Haugesund, an idyllic small town by the Norwegian west coast in the mid-nineties. Susanne Sundfør likes growing up here. The astute ten year old’s favorite hangout is the library, for she loves to immerse herself in books. She also enjoys the cinema, and withdrawing to her parents little cabin with her dad's tapes of a-ha and Cat Stevens. Susanne is having piano lessons as well. Proudly she presented her first composition to her teacher. “She told me to learn the piano properly first.“

An episode, which 25-year old Susanne has had to re-tell again and again. So often in fact, that the pianist and songwriter –the early discouragement would not put her off eventually – has been quoted as saying; „I feel a bit sorry for her, because so many people have picked up on it. It was only a silly piano tune. I don't think she was really at fault.“ 

It is still a great way  to introduce Susanne Sundfør, darling of the critics. The artist that collects awards as well as chart hits and about whom the national newspaper Dagbladet wrote: “Norways other young artists have to cry when they hear her, so far is she ahead of them.”

That daily newspaper is not exaggerating. We can hear that on The Brothel (2010). This is a record unlike any you have heard before. It is artistic. It is deep. It is ambient. It is exotic. It is brimming with tension. Piano-lines fight against and melt into woodwind to suddenly burst into industrial samples. We hear ensembles of strings and sounds from the hard drive harmonize with arabian harmonies (“Turkish Delight”) or choral hymns (“Father Father”). Above all this: Susanne’s voice. She is belting, she is soothing, wallowing, whispering and wailing. She always hits the perfect tone in this enchanted world of sound of hers.

The record has been a turning point for Susanne Sundfør, not only because it is the first to be released outside her home country. “I don't think I really decided that I really wanted to to dedicate my life to making music until I was 22, when i finished my last album.
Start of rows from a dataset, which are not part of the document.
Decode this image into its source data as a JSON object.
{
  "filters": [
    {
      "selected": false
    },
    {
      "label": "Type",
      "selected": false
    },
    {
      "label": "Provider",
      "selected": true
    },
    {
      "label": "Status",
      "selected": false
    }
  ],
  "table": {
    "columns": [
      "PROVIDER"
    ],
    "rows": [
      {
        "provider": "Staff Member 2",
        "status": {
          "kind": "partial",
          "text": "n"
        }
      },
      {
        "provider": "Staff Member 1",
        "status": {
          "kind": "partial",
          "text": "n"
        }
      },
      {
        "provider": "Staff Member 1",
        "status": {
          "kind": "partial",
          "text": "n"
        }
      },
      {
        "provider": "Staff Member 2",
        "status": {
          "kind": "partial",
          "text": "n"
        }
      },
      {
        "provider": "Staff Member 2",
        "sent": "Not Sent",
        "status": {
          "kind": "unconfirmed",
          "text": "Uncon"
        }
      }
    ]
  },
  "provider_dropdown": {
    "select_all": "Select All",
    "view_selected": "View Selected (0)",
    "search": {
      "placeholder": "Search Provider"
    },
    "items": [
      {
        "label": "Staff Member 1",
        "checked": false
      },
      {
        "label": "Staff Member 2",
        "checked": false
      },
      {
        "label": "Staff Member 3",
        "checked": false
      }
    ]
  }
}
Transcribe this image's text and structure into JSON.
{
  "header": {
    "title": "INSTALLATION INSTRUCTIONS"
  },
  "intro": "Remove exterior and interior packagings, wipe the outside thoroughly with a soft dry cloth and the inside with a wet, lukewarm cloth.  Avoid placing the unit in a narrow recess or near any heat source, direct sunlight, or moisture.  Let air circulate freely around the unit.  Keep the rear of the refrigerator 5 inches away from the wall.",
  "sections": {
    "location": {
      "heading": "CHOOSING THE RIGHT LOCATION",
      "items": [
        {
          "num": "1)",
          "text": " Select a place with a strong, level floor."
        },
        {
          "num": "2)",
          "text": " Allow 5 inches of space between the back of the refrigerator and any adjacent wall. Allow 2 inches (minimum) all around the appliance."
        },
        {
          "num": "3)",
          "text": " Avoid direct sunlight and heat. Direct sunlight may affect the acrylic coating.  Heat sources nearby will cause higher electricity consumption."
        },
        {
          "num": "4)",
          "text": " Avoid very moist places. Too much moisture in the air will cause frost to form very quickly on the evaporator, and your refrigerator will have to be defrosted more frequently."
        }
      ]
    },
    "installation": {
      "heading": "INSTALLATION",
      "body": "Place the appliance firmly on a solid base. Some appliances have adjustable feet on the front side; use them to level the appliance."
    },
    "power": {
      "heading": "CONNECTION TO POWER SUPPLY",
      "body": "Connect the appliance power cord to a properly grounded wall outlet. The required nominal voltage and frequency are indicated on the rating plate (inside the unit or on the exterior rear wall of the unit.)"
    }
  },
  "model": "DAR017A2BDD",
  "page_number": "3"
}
Before I wasn't sure if maybe I did want a normal job.” So Susanne would immerse herself even more deeply in the creation of her third album, collaborating with some of the biggest names of the Norwegian scene happy to lend a hand.